◆ **Work item**
Return copies of the lines below that mention "JSON".

[Records to process — start]

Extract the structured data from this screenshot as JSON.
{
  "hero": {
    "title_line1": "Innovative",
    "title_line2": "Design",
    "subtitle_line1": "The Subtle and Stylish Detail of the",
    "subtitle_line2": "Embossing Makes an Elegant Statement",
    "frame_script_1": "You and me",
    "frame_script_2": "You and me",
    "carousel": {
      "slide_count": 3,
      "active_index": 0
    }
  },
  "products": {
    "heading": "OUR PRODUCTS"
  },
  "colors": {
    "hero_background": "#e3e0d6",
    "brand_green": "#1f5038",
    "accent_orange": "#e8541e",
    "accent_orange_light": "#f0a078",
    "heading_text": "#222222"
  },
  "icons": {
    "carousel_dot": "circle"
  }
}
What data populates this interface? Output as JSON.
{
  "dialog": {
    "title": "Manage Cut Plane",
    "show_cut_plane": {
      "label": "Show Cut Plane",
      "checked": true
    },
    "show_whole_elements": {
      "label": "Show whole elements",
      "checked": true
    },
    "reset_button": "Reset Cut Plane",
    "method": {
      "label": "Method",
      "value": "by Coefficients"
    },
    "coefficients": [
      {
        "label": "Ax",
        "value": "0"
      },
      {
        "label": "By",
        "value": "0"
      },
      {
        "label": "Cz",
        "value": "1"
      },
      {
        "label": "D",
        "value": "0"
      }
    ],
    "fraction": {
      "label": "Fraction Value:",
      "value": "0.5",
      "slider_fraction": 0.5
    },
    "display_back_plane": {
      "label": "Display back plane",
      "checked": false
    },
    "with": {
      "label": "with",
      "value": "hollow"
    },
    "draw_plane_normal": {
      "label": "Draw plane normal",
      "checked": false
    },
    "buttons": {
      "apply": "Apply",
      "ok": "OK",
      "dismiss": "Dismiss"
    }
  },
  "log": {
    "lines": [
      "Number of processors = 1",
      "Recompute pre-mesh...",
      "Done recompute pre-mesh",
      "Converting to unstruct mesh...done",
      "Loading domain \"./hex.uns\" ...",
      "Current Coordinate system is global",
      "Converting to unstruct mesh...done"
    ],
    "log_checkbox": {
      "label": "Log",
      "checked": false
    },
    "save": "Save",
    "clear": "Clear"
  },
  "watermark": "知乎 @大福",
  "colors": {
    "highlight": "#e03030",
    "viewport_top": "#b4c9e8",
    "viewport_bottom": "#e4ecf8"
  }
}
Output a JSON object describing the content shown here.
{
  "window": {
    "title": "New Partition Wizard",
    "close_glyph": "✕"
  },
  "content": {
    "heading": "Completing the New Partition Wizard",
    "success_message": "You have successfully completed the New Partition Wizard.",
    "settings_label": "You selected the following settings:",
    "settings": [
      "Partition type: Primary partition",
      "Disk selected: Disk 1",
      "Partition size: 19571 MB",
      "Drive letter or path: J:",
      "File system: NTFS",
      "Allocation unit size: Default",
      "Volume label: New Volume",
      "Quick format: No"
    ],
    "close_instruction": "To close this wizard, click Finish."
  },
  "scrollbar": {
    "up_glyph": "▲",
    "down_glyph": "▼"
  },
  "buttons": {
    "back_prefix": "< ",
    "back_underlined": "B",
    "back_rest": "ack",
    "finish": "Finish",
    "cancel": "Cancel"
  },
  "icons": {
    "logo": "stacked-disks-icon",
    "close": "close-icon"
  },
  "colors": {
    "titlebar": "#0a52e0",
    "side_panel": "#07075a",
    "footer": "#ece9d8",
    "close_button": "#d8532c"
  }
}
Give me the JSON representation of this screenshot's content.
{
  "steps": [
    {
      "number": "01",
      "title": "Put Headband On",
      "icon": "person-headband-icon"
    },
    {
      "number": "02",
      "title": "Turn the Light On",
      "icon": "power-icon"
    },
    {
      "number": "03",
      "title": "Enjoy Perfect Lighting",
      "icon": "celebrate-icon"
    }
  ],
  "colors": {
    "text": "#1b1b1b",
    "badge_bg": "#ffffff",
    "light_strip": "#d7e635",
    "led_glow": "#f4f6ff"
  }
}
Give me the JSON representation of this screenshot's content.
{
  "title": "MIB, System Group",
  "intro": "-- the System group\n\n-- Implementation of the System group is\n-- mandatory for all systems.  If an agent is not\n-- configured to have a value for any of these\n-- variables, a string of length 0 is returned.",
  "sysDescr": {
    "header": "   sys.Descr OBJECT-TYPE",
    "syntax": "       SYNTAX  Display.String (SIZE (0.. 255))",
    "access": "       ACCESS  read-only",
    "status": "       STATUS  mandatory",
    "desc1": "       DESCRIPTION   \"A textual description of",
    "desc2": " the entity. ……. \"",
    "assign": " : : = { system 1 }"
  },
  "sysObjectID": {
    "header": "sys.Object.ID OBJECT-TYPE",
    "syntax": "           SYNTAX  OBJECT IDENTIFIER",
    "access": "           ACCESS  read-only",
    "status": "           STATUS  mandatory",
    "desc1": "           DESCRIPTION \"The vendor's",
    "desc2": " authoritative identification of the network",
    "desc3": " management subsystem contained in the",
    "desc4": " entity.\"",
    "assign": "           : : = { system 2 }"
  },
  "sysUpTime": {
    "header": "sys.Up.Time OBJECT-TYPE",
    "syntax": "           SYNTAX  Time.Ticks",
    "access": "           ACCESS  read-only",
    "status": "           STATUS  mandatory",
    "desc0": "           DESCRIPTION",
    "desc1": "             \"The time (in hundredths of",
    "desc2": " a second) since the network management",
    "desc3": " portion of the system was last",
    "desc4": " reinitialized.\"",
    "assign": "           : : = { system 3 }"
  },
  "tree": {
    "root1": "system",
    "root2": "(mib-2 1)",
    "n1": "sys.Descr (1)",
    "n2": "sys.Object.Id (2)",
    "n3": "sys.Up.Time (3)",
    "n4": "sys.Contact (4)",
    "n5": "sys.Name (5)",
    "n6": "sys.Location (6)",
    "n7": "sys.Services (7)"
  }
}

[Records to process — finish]

◆ **Reply**
Extract the structured data from this screenshot as JSON.
What data populates this interface? Output as JSON.
Output a JSON object describing the content shown here.
Give me the JSON representation of this screenshot's content.
Give me the JSON representation of this screenshot's content.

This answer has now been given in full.